Exercise directions. From the listing below, pull out every line where the string "JSON" appears.
--- --- ---
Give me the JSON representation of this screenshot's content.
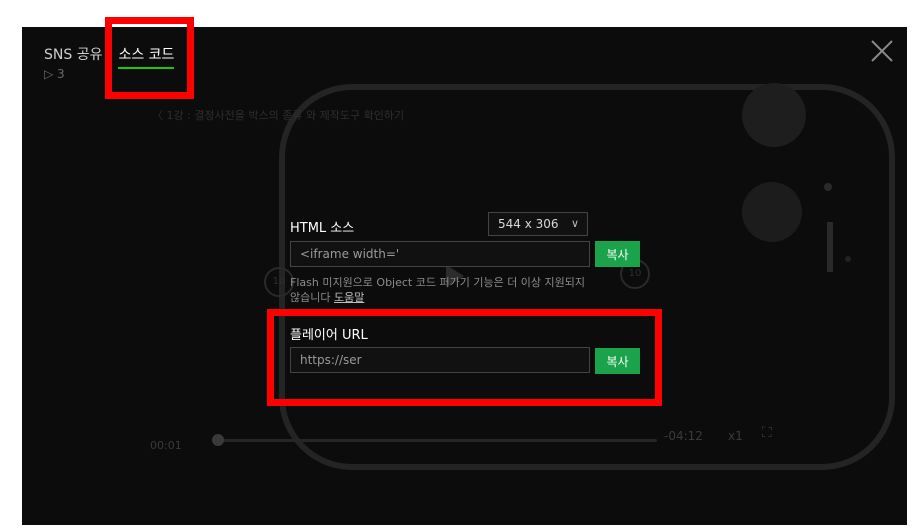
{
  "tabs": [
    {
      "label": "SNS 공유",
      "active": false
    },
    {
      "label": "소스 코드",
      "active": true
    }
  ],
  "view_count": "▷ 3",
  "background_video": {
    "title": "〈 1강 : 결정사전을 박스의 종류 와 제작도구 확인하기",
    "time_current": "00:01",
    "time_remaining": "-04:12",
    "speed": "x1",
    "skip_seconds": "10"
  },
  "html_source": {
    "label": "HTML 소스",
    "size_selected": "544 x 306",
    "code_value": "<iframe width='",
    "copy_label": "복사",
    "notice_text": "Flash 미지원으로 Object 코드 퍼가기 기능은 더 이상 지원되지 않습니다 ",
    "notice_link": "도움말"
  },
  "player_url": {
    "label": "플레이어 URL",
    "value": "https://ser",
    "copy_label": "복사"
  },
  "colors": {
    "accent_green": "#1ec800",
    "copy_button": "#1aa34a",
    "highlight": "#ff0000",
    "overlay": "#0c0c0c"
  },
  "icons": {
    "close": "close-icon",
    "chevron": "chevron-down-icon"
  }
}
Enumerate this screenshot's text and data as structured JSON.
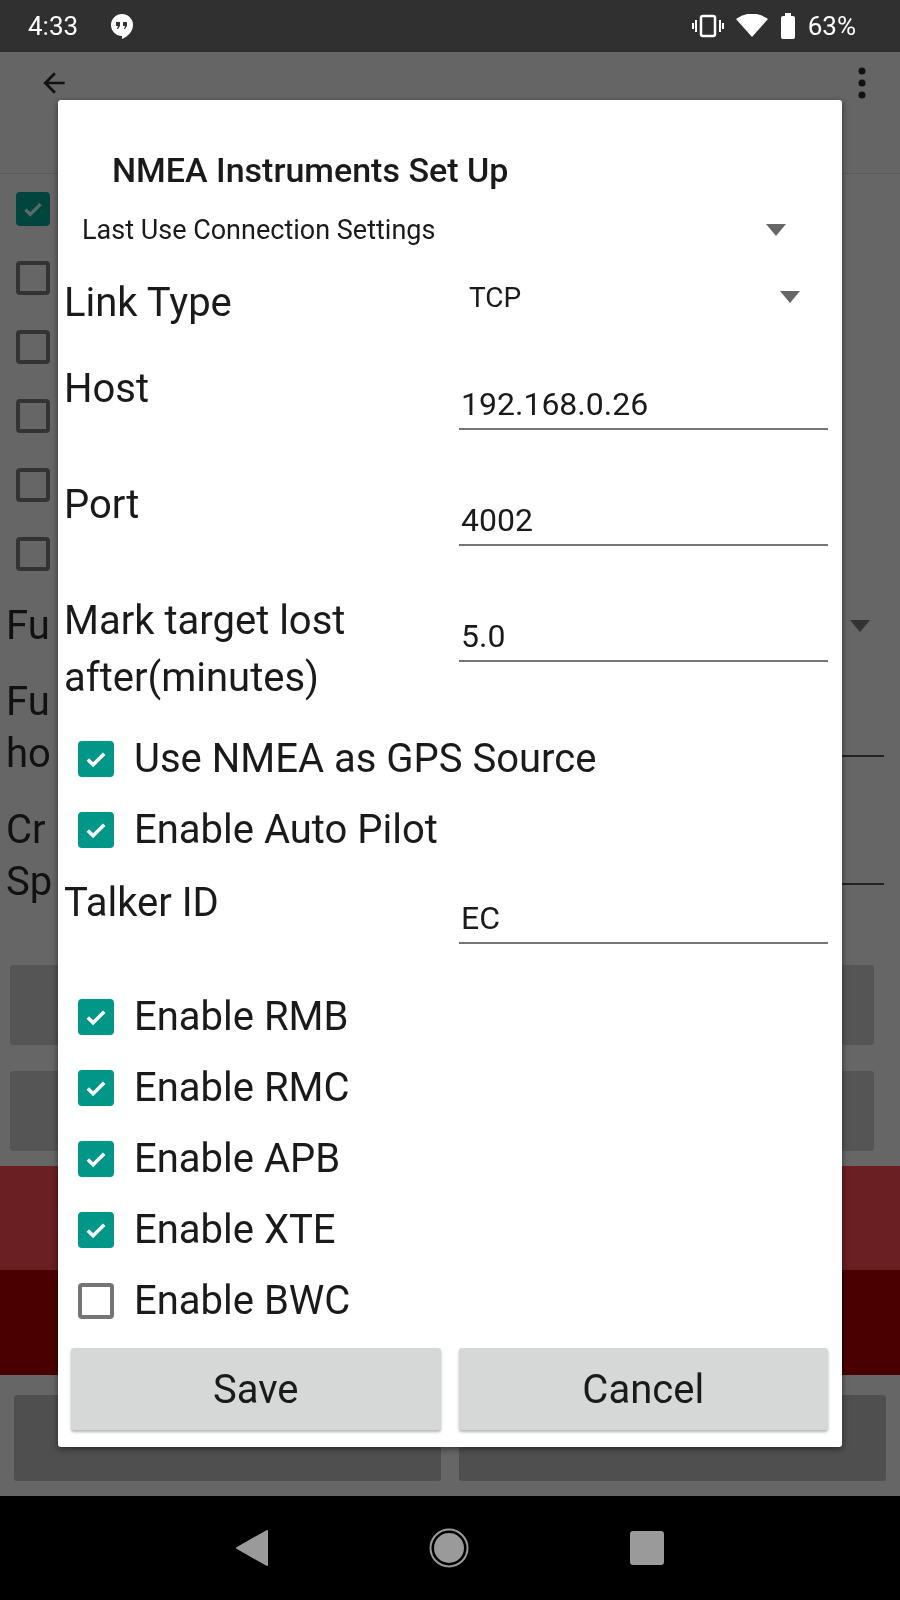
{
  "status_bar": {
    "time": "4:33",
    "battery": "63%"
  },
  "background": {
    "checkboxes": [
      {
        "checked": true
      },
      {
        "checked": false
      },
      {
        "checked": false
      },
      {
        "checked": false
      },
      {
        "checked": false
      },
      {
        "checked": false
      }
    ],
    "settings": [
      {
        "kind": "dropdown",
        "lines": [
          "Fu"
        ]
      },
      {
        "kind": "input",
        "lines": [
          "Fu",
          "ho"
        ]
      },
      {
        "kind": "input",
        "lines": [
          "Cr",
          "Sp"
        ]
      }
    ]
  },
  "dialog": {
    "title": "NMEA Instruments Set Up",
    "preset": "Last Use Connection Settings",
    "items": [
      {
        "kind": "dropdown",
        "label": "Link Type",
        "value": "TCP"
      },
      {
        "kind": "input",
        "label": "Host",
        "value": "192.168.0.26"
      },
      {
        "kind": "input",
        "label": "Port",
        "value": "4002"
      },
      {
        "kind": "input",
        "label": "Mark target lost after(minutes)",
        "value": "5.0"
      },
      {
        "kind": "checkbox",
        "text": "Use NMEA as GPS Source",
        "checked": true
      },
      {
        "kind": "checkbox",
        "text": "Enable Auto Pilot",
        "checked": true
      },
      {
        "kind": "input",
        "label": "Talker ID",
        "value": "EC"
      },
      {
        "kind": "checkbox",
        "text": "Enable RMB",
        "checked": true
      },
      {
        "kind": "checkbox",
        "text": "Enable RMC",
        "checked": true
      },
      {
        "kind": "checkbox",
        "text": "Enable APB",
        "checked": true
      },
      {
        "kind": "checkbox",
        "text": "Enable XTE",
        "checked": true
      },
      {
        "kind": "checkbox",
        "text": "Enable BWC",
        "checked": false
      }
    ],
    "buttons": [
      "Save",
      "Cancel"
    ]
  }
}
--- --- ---
Response for this exercise.
Give me the JSON representation of this screenshot's content.
Enumerate this screenshot's text and data as structured JSON.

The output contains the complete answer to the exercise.